(TASK INSTRUCTIONS): Can you output the records below exactly as they are written?

· · · ·

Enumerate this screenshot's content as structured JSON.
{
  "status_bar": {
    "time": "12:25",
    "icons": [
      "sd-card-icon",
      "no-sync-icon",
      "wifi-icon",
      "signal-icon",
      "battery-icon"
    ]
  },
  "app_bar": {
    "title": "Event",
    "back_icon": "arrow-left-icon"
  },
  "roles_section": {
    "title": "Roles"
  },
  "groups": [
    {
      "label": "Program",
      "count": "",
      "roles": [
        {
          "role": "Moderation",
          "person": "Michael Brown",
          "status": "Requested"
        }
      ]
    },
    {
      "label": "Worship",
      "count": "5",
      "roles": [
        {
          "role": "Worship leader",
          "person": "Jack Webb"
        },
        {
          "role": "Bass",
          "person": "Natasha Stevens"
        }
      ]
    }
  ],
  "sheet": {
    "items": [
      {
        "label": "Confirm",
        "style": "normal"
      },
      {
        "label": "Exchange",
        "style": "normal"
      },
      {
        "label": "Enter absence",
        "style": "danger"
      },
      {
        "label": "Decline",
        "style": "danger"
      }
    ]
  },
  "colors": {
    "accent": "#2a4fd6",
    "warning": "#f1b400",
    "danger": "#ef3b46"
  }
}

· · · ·

(ANSWER TO THE PROBLEM):
Enumerate this screenshot's content as structured JSON.
{
  "status_bar": {
    "time": "12:25",
    "icons": [
      "sd-card-icon",
      "no-sync-icon",
      "wifi-icon",
      "signal-icon",
      "battery-icon"
    ]
  },
  "app_bar": {
    "title": "Event",
    "back_icon": "arrow-left-icon"
  },
  "roles_section": {
    "title": "Roles"
  },
  "groups": [
    {
      "label": "Program",
      "count": "",
      "roles": [
        {
          "role": "Moderation",
          "person": "Michael Brown",
          "status": "Requested"
        }
      ]
    },
    {
      "label": "Worship",
      "count": "5",
      "roles": [
        {
          "role": "Worship leader",
          "person": "Jack Webb"
        },
        {
          "role": "Bass",
          "person": "Natasha Stevens"
        }
      ]
    }
  ],
  "sheet": {
    "items": [
      {
        "label": "Confirm",
        "style": "normal"
      },
      {
        "label": "Exchange",
        "style": "normal"
      },
      {
        "label": "Enter absence",
        "style": "danger"
      },
      {
        "label": "Decline",
        "style": "danger"
      }
    ]
  },
  "colors": {
    "accent": "#2a4fd6",
    "warning": "#f1b400",
    "danger": "#ef3b46"
  }
}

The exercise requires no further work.